(What the exercise asks) Type out the data again, word for word and in full.

○ ○ ○ ○

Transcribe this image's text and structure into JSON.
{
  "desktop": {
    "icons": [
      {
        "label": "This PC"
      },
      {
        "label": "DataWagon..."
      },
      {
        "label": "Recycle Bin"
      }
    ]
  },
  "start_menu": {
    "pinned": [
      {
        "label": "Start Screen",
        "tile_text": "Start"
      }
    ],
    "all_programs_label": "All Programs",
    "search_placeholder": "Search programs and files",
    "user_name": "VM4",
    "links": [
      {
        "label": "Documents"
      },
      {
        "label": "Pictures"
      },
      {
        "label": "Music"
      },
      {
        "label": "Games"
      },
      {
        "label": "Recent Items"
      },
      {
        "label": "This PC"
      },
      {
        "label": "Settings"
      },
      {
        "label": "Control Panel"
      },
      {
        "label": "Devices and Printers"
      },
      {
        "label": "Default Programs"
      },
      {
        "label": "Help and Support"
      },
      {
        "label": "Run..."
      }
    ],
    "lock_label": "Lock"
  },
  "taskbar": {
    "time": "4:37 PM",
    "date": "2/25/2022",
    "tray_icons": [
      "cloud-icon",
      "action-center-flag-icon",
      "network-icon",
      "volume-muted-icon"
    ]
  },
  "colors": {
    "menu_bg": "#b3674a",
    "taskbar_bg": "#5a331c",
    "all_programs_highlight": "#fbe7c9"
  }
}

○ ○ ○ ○

(Result for this exercise)
Transcribe this image's text and structure into JSON.
{
  "desktop": {
    "icons": [
      {
        "label": "This PC"
      },
      {
        "label": "DataWagon..."
      },
      {
        "label": "Recycle Bin"
      }
    ]
  },
  "start_menu": {
    "pinned": [
      {
        "label": "Start Screen",
        "tile_text": "Start"
      }
    ],
    "all_programs_label": "All Programs",
    "search_placeholder": "Search programs and files",
    "user_name": "VM4",
    "links": [
      {
        "label": "Documents"
      },
      {
        "label": "Pictures"
      },
      {
        "label": "Music"
      },
      {
        "label": "Games"
      },
      {
        "label": "Recent Items"
      },
      {
        "label": "This PC"
      },
      {
        "label": "Settings"
      },
      {
        "label": "Control Panel"
      },
      {
        "label": "Devices and Printers"
      },
      {
        "label": "Default Programs"
      },
      {
        "label": "Help and Support"
      },
      {
        "label": "Run..."
      }
    ],
    "lock_label": "Lock"
  },
  "taskbar": {
    "time": "4:37 PM",
    "date": "2/25/2022",
    "tray_icons": [
      "cloud-icon",
      "action-center-flag-icon",
      "network-icon",
      "volume-muted-icon"
    ]
  },
  "colors": {
    "menu_bg": "#b3674a",
    "taskbar_bg": "#5a331c",
    "all_programs_highlight": "#fbe7c9"
  }
}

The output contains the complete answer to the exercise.